Still think the North won the Civil War? Then how do you explain the slow-but-sure Southernization of America? While we were busy patting ourselves on the back for being the most wealthy and free nation in the world, the Old South took over the GOP and began forcing its values and beliefs back onto the rest of us.
And of course, the Old South’s “values and beliefs” all exist to serve a slave economy that fattens the few while starving the many. In Harold Meyerson’s brilliant piece on the Southernization of America for the American Prospect, he explains why we’re still stuck fighting the Civil War.
Meanwhile, the Republican Party is slowly-but-surely rolling back all the gains made by women, people of color and workers during the 20th century.
The South’s current drive to impose on the rest of the nation its opposition to worker and minority rights—through the vehicle of a Southernized Republican Party—resembles nothing so much as the efforts of antebellum Southern political leaders to blunt the North’s opposition to the slave labor system.

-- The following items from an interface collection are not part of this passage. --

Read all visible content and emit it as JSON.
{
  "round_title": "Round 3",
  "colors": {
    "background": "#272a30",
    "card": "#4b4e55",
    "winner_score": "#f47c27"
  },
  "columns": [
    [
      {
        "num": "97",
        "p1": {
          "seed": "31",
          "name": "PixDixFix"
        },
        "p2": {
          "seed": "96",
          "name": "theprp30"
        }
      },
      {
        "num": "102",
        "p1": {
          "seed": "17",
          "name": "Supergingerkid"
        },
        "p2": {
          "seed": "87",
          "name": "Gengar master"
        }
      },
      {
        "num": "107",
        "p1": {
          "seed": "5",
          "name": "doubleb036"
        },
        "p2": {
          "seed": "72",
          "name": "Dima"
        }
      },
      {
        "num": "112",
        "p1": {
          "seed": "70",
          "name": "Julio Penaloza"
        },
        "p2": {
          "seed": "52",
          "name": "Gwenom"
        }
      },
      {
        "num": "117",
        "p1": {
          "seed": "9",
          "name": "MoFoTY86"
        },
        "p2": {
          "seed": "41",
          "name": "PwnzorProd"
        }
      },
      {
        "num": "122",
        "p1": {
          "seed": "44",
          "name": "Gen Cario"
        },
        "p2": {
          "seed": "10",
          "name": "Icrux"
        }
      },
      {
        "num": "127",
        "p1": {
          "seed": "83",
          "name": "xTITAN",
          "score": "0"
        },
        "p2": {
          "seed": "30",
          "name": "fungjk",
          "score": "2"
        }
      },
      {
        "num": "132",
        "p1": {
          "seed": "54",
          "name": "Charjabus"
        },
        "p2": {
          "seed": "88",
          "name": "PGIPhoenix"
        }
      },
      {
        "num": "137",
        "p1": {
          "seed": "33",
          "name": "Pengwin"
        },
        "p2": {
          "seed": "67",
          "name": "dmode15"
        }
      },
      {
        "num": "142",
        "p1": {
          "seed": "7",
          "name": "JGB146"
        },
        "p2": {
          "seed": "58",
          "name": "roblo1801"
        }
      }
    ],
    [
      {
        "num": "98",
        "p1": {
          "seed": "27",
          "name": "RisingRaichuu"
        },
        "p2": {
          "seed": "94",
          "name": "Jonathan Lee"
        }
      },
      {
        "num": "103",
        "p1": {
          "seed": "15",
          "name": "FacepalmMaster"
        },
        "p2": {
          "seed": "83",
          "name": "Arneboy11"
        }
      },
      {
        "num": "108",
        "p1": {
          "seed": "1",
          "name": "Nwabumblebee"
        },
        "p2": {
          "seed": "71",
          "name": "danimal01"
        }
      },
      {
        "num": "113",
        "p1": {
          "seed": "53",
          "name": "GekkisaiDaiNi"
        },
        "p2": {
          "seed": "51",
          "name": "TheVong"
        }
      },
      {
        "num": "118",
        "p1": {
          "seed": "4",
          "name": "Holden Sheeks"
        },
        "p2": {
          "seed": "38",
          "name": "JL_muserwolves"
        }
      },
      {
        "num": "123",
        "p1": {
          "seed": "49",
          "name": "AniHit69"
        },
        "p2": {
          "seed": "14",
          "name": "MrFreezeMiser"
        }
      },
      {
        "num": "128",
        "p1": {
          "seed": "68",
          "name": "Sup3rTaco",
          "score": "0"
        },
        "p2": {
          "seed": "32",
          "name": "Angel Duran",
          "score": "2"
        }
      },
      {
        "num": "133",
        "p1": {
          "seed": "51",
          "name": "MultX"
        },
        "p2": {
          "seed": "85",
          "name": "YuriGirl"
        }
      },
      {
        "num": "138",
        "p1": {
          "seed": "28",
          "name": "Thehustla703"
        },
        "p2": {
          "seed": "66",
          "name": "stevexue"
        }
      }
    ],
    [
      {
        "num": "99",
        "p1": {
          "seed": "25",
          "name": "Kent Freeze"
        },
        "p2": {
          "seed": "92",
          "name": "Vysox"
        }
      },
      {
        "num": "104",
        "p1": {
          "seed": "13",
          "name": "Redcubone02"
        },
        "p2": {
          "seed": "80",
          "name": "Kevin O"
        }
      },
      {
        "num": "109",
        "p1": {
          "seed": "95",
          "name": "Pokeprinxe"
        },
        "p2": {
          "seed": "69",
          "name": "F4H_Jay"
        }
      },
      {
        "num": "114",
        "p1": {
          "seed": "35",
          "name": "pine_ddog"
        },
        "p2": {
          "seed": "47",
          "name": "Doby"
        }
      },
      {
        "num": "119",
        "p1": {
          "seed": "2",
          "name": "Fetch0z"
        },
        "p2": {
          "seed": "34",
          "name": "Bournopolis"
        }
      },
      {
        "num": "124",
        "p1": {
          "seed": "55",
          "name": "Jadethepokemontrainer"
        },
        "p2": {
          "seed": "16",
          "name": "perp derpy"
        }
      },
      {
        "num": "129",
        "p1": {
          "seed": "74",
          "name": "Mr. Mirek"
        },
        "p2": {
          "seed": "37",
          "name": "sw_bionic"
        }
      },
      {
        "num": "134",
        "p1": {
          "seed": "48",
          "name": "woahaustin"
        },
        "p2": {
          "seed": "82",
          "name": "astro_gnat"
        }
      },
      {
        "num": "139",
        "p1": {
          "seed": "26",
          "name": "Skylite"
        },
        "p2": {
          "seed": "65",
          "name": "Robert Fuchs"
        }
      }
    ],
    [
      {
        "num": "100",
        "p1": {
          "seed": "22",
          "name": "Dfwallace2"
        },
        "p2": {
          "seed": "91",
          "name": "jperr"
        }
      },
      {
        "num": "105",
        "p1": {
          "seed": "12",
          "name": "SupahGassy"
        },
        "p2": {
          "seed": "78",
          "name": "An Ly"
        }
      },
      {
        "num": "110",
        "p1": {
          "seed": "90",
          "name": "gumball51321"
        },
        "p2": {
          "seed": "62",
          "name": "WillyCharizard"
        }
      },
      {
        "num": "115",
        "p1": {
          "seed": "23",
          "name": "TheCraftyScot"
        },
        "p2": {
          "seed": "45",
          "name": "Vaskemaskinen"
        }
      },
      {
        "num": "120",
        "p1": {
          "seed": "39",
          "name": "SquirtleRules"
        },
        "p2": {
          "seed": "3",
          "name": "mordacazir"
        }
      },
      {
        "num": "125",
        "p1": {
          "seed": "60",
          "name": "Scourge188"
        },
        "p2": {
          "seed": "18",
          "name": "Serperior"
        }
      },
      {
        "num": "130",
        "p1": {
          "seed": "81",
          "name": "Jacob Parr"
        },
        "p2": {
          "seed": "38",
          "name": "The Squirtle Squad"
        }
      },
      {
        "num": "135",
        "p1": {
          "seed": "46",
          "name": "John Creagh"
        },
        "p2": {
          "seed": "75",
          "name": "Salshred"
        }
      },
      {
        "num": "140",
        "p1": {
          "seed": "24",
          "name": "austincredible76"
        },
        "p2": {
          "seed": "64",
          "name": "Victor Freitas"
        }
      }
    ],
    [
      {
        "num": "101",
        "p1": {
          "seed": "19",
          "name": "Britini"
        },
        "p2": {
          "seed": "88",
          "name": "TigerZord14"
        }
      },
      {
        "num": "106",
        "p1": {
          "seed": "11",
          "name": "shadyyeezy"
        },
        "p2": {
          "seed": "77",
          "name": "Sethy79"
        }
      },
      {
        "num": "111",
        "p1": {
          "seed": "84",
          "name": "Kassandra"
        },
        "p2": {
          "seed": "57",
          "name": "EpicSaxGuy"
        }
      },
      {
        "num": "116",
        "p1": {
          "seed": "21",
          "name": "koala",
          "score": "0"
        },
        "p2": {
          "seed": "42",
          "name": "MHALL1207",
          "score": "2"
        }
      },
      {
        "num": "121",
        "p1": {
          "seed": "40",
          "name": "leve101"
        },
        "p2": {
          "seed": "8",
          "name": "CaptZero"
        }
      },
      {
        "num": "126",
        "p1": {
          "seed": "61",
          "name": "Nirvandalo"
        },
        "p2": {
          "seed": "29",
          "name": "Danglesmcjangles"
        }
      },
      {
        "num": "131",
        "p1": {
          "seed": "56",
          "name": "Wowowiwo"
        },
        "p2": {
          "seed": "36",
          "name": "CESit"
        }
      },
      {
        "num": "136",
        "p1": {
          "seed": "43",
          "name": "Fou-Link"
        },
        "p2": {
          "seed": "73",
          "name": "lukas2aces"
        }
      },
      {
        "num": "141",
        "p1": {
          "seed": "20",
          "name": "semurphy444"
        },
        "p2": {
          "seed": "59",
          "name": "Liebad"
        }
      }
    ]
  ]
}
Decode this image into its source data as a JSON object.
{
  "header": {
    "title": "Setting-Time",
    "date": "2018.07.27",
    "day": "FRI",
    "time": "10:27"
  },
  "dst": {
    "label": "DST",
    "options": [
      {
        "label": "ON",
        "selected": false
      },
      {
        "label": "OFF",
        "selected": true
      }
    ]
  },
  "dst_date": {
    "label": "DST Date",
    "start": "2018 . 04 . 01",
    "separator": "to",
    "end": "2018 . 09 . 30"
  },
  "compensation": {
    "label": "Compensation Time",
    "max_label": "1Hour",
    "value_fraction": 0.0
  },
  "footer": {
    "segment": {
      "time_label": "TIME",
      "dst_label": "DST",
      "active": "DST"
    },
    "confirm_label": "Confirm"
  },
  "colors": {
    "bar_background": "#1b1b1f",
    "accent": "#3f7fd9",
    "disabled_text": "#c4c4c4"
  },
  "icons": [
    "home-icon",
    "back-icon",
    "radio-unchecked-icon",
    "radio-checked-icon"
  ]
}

The Old South may not be able to bring back the days of unpaid slave labor, but the GOP’s doing the next best thing by shredding our safety net, slashing our wages, and taking aggressive measures to keep the vast majorities of us from voting them out of power.
Now as then, white Southern elites and their powerful allies among non-Southern business interests seek to expand to the rest of the nation the South’s subjugation of workers and its suppression of the voting rights of those who might oppose their policies.
And really, there’s nothing new about the unholy alliance between the old Southern elite and the Northern bankers, tycoons, and captains of industry who profit from their slave labor-based economic development model. What is new — as Mayerson points out — is the current wave of Northern political figures bearing the mantle of Southern values.
What’s new is the spread of historically white Southern values to Northern Republican politicians—the latest development in the 50-year Southernization (and nearly complete racial whitening) of the Republican Party.
The 12 maps we gathered for this article not only reveal the slow-but-sure Southernization of America, but also expose how Americans living in the Old South are still worse off than the rest of us by nearly every quality of life indicator. And, alas, that is by design.
The Southernization Of America Began As “We” Moved West.
Take a look at this map of free vs. slave states and territories in 1861, when the Civil War began. As you can see, the pattern of “red” states vs. “blue” states looks quite familiar to the modern eye…the Southernization of America began as “we” (meaning people of white European descent) began moving West. Although the Northwest Ordinance banned slavery in the Northwestern territories in 1787, the Southern elites saw anything below or near the Mason-Dixon Line as fair game. Congress took care to maintain an equal balance of slave and free states as we expanded, thereby creating the constant Senate gridlock that plagues us to this very day.
Then, as now, the South’s economy relied on cheap commodities (cotton, tobacco, and now, coal), cheap labor, and low taxes. Meanwhile, the North — whose terrain, weather and crops proved less well-suited to slavery — had evolved a more diverse and vibrant economy.
Our history classes teach us all about how the North “won” the Civil war and how Abraham Lincoln freed the slaves. What we don’t learn is that the American dream was built on the backs, blood and bones of black slaves whose labor powered America’s rise to riches, and the Native Americans whose lives, culture and land we stole. As explained by Cornell History Professor Edward E. Baptist in Salon, slave labor gave the South a huge leg up in the world’s booming cotton markets. Plus, the slave trade itself was a huge industry:
From 1783 at the end of the American Revolution to 1861, the number of slaves in the United States increased five times over, and all this expansion produced a powerful nation. For white enslavers were able to force enslaved African-American migrants to pick cotton faster and more efficiently than free people.
Thanks to slaves and Eli Whitney’s invention of the cotton gin, the South’s elites grew wealthy and powerful even as the region as a whole grew poorer. Then the South’s ruling classes lost their slaves, and have been desperately trying to find new slaves ever since.
So how does the Southernization of America explain what modern-day Republicans really mean when they talk about “freedom?” Read on.